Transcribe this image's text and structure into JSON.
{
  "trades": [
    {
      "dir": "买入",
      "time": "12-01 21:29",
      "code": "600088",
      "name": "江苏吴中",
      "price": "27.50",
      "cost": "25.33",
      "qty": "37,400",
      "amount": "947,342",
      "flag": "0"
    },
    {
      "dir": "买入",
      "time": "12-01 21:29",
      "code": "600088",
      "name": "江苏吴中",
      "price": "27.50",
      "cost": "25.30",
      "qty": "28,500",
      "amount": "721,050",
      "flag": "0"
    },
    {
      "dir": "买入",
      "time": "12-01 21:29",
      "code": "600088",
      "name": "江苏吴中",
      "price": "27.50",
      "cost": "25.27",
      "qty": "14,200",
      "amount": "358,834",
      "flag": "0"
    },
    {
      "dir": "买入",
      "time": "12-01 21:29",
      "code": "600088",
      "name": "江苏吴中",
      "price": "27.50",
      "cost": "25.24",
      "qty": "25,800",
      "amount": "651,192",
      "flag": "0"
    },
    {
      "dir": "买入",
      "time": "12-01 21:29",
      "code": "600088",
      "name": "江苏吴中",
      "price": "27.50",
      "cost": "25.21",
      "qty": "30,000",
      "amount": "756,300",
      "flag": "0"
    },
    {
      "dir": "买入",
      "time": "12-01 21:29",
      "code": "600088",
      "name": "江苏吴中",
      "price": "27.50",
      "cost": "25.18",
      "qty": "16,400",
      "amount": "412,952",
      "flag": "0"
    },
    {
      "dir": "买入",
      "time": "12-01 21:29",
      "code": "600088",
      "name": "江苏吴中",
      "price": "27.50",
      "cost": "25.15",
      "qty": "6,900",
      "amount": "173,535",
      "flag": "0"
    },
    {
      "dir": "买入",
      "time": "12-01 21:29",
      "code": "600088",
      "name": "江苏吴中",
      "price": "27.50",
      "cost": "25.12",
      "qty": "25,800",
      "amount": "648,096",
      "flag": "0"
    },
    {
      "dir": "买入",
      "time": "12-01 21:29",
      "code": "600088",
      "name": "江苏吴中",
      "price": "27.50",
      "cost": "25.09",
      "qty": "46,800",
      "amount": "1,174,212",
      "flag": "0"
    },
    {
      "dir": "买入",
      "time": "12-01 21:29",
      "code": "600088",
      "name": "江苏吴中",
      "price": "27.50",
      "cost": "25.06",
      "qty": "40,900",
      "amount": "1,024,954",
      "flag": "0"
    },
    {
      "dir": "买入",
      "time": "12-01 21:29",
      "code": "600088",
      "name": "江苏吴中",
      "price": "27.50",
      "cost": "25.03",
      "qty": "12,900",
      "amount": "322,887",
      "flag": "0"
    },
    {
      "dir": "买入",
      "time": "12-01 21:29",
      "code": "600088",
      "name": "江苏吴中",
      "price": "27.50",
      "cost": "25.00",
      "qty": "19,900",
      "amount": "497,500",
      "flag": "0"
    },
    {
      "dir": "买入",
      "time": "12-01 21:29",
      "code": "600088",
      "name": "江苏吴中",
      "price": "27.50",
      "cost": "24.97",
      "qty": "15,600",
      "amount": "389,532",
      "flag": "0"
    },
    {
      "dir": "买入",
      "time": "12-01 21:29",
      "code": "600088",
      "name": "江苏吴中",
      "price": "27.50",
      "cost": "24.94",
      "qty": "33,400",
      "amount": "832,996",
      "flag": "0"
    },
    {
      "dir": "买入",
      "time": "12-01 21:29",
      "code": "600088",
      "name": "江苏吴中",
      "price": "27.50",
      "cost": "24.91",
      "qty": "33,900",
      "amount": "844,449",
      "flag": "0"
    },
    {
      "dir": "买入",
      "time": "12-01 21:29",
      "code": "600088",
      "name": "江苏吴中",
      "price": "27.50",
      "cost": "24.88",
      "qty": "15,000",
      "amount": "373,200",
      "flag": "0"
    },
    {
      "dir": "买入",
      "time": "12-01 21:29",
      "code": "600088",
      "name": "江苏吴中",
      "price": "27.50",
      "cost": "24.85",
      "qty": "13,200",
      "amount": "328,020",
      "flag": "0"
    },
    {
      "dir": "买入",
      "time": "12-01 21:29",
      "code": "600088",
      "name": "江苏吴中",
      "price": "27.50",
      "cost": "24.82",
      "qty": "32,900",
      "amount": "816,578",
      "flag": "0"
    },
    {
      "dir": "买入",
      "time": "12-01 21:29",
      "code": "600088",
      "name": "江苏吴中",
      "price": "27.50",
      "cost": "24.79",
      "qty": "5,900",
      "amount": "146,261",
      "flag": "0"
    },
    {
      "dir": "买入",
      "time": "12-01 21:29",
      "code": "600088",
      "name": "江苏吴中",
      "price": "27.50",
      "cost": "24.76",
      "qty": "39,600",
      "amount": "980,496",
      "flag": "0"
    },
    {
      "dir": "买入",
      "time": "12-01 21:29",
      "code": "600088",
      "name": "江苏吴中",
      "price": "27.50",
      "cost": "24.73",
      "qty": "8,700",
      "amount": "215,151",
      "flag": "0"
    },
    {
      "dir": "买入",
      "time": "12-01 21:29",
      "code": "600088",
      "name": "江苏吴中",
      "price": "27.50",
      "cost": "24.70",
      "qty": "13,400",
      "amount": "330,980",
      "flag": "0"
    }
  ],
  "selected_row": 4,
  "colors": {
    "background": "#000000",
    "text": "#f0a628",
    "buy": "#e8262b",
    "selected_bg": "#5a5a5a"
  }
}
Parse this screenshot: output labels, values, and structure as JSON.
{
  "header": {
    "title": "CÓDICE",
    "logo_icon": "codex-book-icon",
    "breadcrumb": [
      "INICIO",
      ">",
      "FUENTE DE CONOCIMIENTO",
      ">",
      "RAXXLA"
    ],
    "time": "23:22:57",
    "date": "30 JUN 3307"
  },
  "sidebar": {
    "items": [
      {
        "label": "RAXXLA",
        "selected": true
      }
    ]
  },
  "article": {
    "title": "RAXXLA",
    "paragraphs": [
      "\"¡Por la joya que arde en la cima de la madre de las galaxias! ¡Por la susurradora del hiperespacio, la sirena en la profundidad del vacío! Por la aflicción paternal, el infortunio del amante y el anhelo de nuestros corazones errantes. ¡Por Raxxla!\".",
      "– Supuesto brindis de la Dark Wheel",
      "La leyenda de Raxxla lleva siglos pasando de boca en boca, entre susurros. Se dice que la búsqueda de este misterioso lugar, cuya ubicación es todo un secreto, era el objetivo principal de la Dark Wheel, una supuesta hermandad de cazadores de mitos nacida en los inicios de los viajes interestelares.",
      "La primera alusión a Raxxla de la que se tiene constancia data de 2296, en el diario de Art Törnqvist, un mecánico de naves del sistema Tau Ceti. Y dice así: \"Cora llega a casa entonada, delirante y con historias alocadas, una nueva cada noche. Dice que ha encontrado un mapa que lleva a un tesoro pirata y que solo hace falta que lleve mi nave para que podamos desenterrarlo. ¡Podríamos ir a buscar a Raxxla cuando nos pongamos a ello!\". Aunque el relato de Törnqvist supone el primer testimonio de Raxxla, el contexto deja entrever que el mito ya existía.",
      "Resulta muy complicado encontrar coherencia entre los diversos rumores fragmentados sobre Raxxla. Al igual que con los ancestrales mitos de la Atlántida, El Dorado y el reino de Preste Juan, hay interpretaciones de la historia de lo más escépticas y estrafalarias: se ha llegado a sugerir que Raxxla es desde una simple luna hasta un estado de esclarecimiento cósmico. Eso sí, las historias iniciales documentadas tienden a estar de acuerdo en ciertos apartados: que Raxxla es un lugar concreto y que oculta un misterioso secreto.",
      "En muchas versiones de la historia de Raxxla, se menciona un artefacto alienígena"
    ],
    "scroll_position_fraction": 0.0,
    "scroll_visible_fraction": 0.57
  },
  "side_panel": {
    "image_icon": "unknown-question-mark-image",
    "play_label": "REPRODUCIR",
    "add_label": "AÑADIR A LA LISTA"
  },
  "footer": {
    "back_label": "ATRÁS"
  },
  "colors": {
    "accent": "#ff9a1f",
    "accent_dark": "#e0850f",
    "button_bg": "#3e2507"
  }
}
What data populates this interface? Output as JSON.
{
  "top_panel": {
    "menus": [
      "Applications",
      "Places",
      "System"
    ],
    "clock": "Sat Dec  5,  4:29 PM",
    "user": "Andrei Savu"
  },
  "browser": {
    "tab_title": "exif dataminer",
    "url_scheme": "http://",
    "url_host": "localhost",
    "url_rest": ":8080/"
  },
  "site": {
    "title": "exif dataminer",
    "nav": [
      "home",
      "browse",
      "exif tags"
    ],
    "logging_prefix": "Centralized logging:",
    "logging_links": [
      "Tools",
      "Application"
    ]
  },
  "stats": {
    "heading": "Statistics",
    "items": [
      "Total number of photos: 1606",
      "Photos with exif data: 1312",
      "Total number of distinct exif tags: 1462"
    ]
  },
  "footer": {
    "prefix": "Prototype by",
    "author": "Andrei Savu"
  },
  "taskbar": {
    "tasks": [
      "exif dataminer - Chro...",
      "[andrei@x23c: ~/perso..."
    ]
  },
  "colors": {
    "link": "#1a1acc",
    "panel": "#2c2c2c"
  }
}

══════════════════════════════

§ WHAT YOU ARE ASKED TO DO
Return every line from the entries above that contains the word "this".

§ YOUR RESPONSE
Transcribe this image's text and structure into JSON.
Parse this screenshot: output labels, values, and structure as JSON.
What data populates this interface? Output as JSON.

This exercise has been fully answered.